## TASK DIRECTIONS
Keep every word of the entries and print them exactly; the pictures stay out.

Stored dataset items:

══════════

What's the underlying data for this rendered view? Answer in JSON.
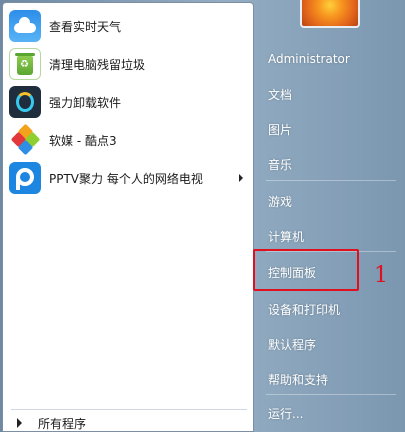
{
  "programs": [
    {
      "label": "查看实时天气",
      "icon": "weather-icon",
      "has_submenu": false
    },
    {
      "label": "清理电脑残留垃圾",
      "icon": "recycle-bin-icon",
      "has_submenu": false
    },
    {
      "label": "强力卸载软件",
      "icon": "uninstall-icon",
      "has_submenu": false
    },
    {
      "label": "软媒 - 酷点3",
      "icon": "cubes-icon",
      "has_submenu": false
    },
    {
      "label": "PPTV聚力 每个人的网络电视",
      "icon": "pptv-icon",
      "has_submenu": true
    }
  ],
  "all_programs_label": "所有程序",
  "right_items": {
    "user": "Administrator",
    "documents": "文档",
    "pictures": "图片",
    "music": "音乐",
    "games": "游戏",
    "computer": "计算机",
    "control_panel": "控制面板",
    "devices_printers": "设备和打印机",
    "default_programs": "默认程序",
    "help_support": "帮助和支持",
    "run": "运行..."
  },
  "annotation": {
    "number": "1",
    "color": "#e0101e"
  },
  "colors": {
    "right_pane": "#8aa5bd",
    "left_pane": "#ffffff",
    "highlight": "#e0101e"
  }
}
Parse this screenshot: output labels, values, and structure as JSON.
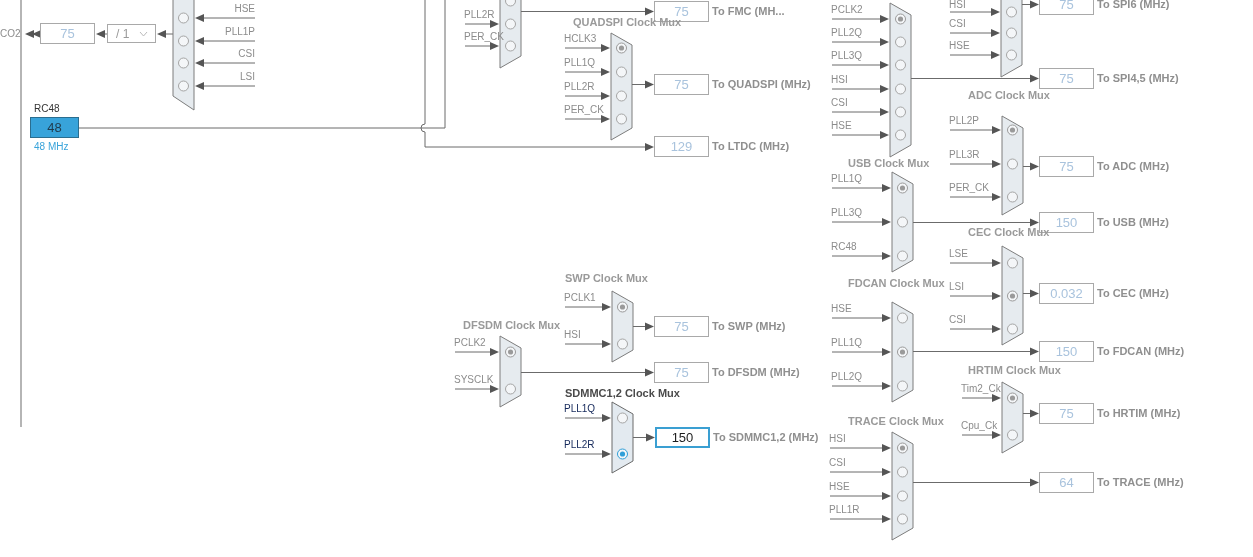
{
  "mco2": {
    "label": "CO2",
    "value": "75",
    "divider": "/ 1"
  },
  "rc48": {
    "label": "RC48",
    "value": "48",
    "frequency": "48 MHz"
  },
  "ltdc": {
    "value": "129",
    "label": "To LTDC (MHz)"
  },
  "muxes": [
    {
      "active": false,
      "inputs": [
        {
          "label": "HSE",
          "selected": false
        },
        {
          "label": "PLL1P",
          "selected": false
        },
        {
          "label": "CSI",
          "selected": false
        },
        {
          "label": "LSI",
          "selected": false
        }
      ]
    },
    {
      "active": false,
      "inputs": [
        {
          "selected": false
        },
        {
          "label": "PLL2R",
          "selected": false
        },
        {
          "label": "PER_CK",
          "selected": false
        }
      ],
      "output": {
        "value": "75",
        "label": "To FMC (MH..."
      }
    },
    {
      "title": "QUADSPI Clock Mux",
      "active": false,
      "inputs": [
        {
          "label": "HCLK3",
          "selected": true
        },
        {
          "label": "PLL1Q",
          "selected": false
        },
        {
          "label": "PLL2R",
          "selected": false
        },
        {
          "label": "PER_CK",
          "selected": false
        }
      ],
      "output": {
        "value": "75",
        "label": "To QUADSPI (MHz)"
      }
    },
    {
      "active": false,
      "inputs": [
        {
          "label": "PCLK2",
          "selected": true
        },
        {
          "label": "PLL2Q",
          "selected": false
        },
        {
          "label": "PLL3Q",
          "selected": false
        },
        {
          "label": "HSI",
          "selected": false
        },
        {
          "label": "CSI",
          "selected": false
        },
        {
          "label": "HSE",
          "selected": false
        }
      ],
      "output": {
        "value": "75",
        "label": "To SPI4,5 (MHz)"
      }
    },
    {
      "active": false,
      "inputs": [
        {
          "label": "HSI",
          "selected": false
        },
        {
          "label": "CSI",
          "selected": false
        },
        {
          "label": "HSE",
          "selected": false
        }
      ],
      "output": {
        "value": "75",
        "label": "To SPI6 (MHz)"
      }
    },
    {
      "title": "ADC Clock Mux",
      "active": false,
      "inputs": [
        {
          "label": "PLL2P",
          "selected": true
        },
        {
          "label": "PLL3R",
          "selected": false
        },
        {
          "label": "PER_CK",
          "selected": false
        }
      ],
      "output": {
        "value": "75",
        "label": "To ADC (MHz)"
      }
    },
    {
      "title": "USB Clock Mux",
      "active": false,
      "inputs": [
        {
          "label": "PLL1Q",
          "selected": true
        },
        {
          "label": "PLL3Q",
          "selected": false
        },
        {
          "label": "RC48",
          "selected": false
        }
      ],
      "output": {
        "value": "150",
        "label": "To USB (MHz)"
      }
    },
    {
      "title": "CEC Clock Mux",
      "active": false,
      "inputs": [
        {
          "label": "LSE",
          "selected": false
        },
        {
          "label": "LSI",
          "selected": true
        },
        {
          "label": "CSI",
          "selected": false
        }
      ],
      "output": {
        "value": "0.032",
        "label": "To CEC (MHz)"
      }
    },
    {
      "title": "FDCAN Clock Mux",
      "active": false,
      "inputs": [
        {
          "label": "HSE",
          "selected": false
        },
        {
          "label": "PLL1Q",
          "selected": true
        },
        {
          "label": "PLL2Q",
          "selected": false
        }
      ],
      "output": {
        "value": "150",
        "label": "To FDCAN (MHz)"
      }
    },
    {
      "title": "HRTIM Clock Mux",
      "active": false,
      "inputs": [
        {
          "label": "Tim2_Ck",
          "selected": true
        },
        {
          "label": "Cpu_Ck",
          "selected": false
        }
      ],
      "output": {
        "value": "75",
        "label": "To HRTIM (MHz)"
      }
    },
    {
      "title": "TRACE Clock Mux",
      "active": false,
      "inputs": [
        {
          "label": "HSI",
          "selected": true
        },
        {
          "label": "CSI",
          "selected": false
        },
        {
          "label": "HSE",
          "selected": false
        },
        {
          "label": "PLL1R",
          "selected": false
        }
      ],
      "output": {
        "value": "64",
        "label": "To TRACE (MHz)"
      }
    },
    {
      "title": "SWP Clock Mux",
      "active": false,
      "inputs": [
        {
          "label": "PCLK1",
          "selected": true
        },
        {
          "label": "HSI",
          "selected": false
        }
      ],
      "output": {
        "value": "75",
        "label": "To SWP (MHz)"
      }
    },
    {
      "title": "DFSDM Clock Mux",
      "active": false,
      "inputs": [
        {
          "label": "PCLK2",
          "selected": true
        },
        {
          "label": "SYSCLK",
          "selected": false
        }
      ],
      "output": {
        "value": "75",
        "label": "To DFSDM (MHz)"
      }
    },
    {
      "title": "SDMMC1,2 Clock Mux",
      "active": true,
      "inputs": [
        {
          "label": "PLL1Q",
          "selected": false
        },
        {
          "label": "PLL2R",
          "selected": true
        }
      ],
      "output": {
        "value": "150",
        "label": "To SDMMC1,2 (MHz)"
      }
    }
  ]
}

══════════

## REPLY TO THE TASK
What's the underlying data for this rendered view? Answer in JSON.
{
  "programs": [
    {
      "label": "查看实时天气",
      "icon": "weather-icon",
      "has_submenu": false
    },
    {
      "label": "清理电脑残留垃圾",
      "icon": "recycle-bin-icon",
      "has_submenu": false
    },
    {
      "label": "强力卸载软件",
      "icon": "uninstall-icon",
      "has_submenu": false
    },
    {
      "label": "软媒 - 酷点3",
      "icon": "cubes-icon",
      "has_submenu": false
    },
    {
      "label": "PPTV聚力 每个人的网络电视",
      "icon": "pptv-icon",
      "has_submenu": true
    }
  ],
  "all_programs_label": "所有程序",
  "right_items": {
    "user": "Administrator",
    "documents": "文档",
    "pictures": "图片",
    "music": "音乐",
    "games": "游戏",
    "computer": "计算机",
    "control_panel": "控制面板",
    "devices_printers": "设备和打印机",
    "default_programs": "默认程序",
    "help_support": "帮助和支持",
    "run": "运行..."
  },
  "annotation": {
    "number": "1",
    "color": "#e0101e"
  },
  "colors": {
    "right_pane": "#8aa5bd",
    "left_pane": "#ffffff",
    "highlight": "#e0101e"
  }
}
Parse this screenshot: output labels, values, and structure as JSON.
{
  "mco2": {
    "label": "CO2",
    "value": "75",
    "divider": "/ 1"
  },
  "rc48": {
    "label": "RC48",
    "value": "48",
    "frequency": "48 MHz"
  },
  "ltdc": {
    "value": "129",
    "label": "To LTDC (MHz)"
  },
  "muxes": [
    {
      "active": false,
      "inputs": [
        {
          "label": "HSE",
          "selected": false
        },
        {
          "label": "PLL1P",
          "selected": false
        },
        {
          "label": "CSI",
          "selected": false
        },
        {
          "label": "LSI",
          "selected": false
        }
      ]
    },
    {
      "active": false,
      "inputs": [
        {
          "selected": false
        },
        {
          "label": "PLL2R",
          "selected": false
        },
        {
          "label": "PER_CK",
          "selected": false
        }
      ],
      "output": {
        "value": "75",
        "label": "To FMC (MH..."
      }
    },
    {
      "title": "QUADSPI Clock Mux",
      "active": false,
      "inputs": [
        {
          "label": "HCLK3",
          "selected": true
        },
        {
          "label": "PLL1Q",
          "selected": false
        },
        {
          "label": "PLL2R",
          "selected": false
        },
        {
          "label": "PER_CK",
          "selected": false
        }
      ],
      "output": {
        "value": "75",
        "label": "To QUADSPI (MHz)"
      }
    },
    {
      "active": false,
      "inputs": [
        {
          "label": "PCLK2",
          "selected": true
        },
        {
          "label": "PLL2Q",
          "selected": false
        },
        {
          "label": "PLL3Q",
          "selected": false
        },
        {
          "label": "HSI",
          "selected": false
        },
        {
          "label": "CSI",
          "selected": false
        },
        {
          "label": "HSE",
          "selected": false
        }
      ],
      "output": {
        "value": "75",
        "label": "To SPI4,5 (MHz)"
      }
    },
    {
      "active": false,
      "inputs": [
        {
          "label": "HSI",
          "selected": false
        },
        {
          "label": "CSI",
          "selected": false
        },
        {
          "label": "HSE",
          "selected": false
        }
      ],
      "output": {
        "value": "75",
        "label": "To SPI6 (MHz)"
      }
    },
    {
      "title": "ADC Clock Mux",
      "active": false,
      "inputs": [
        {
          "label": "PLL2P",
          "selected": true
        },
        {
          "label": "PLL3R",
          "selected": false
        },
        {
          "label": "PER_CK",
          "selected": false
        }
      ],
      "output": {
        "value": "75",
        "label": "To ADC (MHz)"
      }
    },
    {
      "title": "USB Clock Mux",
      "active": false,
      "inputs": [
        {
          "label": "PLL1Q",
          "selected": true
        },
        {
          "label": "PLL3Q",
          "selected": false
        },
        {
          "label": "RC48",
          "selected": false
        }
      ],
      "output": {
        "value": "150",
        "label": "To USB (MHz)"
      }
    },
    {
      "title": "CEC Clock Mux",
      "active": false,
      "inputs": [
        {
          "label": "LSE",
          "selected": false
        },
        {
          "label": "LSI",
          "selected": true
        },
        {
          "label": "CSI",
          "selected": false
        }
      ],
      "output": {
        "value": "0.032",
        "label": "To CEC (MHz)"
      }
    },
    {
      "title": "FDCAN Clock Mux",
      "active": false,
      "inputs": [
        {
          "label": "HSE",
          "selected": false
        },
        {
          "label": "PLL1Q",
          "selected": true
        },
        {
          "label": "PLL2Q",
          "selected": false
        }
      ],
      "output": {
        "value": "150",
        "label": "To FDCAN (MHz)"
      }
    },
    {
      "title": "HRTIM Clock Mux",
      "active": false,
      "inputs": [
        {
          "label": "Tim2_Ck",
          "selected": true
        },
        {
          "label": "Cpu_Ck",
          "selected": false
        }
      ],
      "output": {
        "value": "75",
        "label": "To HRTIM (MHz)"
      }
    },
    {
      "title": "TRACE Clock Mux",
      "active": false,
      "inputs": [
        {
          "label": "HSI",
          "selected": true
        },
        {
          "label": "CSI",
          "selected": false
        },
        {
          "label": "HSE",
          "selected": false
        },
        {
          "label": "PLL1R",
          "selected": false
        }
      ],
      "output": {
        "value": "64",
        "label": "To TRACE (MHz)"
      }
    },
    {
      "title": "SWP Clock Mux",
      "active": false,
      "inputs": [
        {
          "label": "PCLK1",
          "selected": true
        },
        {
          "label": "HSI",
          "selected": false
        }
      ],
      "output": {
        "value": "75",
        "label": "To SWP (MHz)"
      }
    },
    {
      "title": "DFSDM Clock Mux",
      "active": false,
      "inputs": [
        {
          "label": "PCLK2",
          "selected": true
        },
        {
          "label": "SYSCLK",
          "selected": false
        }
      ],
      "output": {
        "value": "75",
        "label": "To DFSDM (MHz)"
      }
    },
    {
      "title": "SDMMC1,2 Clock Mux",
      "active": true,
      "inputs": [
        {
          "label": "PLL1Q",
          "selected": false
        },
        {
          "label": "PLL2R",
          "selected": true
        }
      ],
      "output": {
        "value": "150",
        "label": "To SDMMC1,2 (MHz)"
      }
    }
  ]
}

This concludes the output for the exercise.